Data records for software interfaces
BEGIN
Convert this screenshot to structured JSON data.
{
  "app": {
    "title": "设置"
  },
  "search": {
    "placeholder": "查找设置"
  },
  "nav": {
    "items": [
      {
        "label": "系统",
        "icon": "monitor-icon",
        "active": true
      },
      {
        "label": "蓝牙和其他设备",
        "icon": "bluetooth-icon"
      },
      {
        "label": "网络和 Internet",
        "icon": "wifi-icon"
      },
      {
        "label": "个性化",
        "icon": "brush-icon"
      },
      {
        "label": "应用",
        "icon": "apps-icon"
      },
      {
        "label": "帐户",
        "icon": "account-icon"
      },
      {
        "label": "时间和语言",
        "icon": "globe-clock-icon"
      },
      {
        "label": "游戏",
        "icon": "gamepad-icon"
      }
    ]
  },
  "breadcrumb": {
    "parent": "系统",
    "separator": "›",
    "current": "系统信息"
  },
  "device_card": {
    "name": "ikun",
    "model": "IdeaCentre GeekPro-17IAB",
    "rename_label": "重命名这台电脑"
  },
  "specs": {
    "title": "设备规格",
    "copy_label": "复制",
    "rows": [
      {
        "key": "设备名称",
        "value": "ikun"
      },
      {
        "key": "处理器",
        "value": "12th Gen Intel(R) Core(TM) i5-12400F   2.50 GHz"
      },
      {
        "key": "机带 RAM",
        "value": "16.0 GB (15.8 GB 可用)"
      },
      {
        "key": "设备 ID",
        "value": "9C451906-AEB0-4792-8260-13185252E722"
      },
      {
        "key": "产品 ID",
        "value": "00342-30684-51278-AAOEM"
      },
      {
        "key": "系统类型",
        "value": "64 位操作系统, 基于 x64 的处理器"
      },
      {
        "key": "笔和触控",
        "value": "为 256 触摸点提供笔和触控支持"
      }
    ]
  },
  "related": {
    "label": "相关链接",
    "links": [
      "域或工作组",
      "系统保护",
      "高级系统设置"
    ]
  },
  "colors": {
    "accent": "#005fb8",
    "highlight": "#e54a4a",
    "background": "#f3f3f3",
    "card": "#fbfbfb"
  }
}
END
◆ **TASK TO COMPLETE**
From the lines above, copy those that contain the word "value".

◆ **ANSWER FOR THIS EXERCISE**
        "value": "ikun"
        "value": "12th Gen Intel(R) Core(TM) i5-12400F   2.50 GHz"
        "value": "16.0 GB (15.8 GB 可用)"
        "value": "9C451906-AEB0-4792-8260-13185252E722"
        "value": "00342-30684-51278-AAOEM"
        "value": "64 位操作系统, 基于 x64 的处理器"
        "value": "为 256 触摸点提供笔和触控支持"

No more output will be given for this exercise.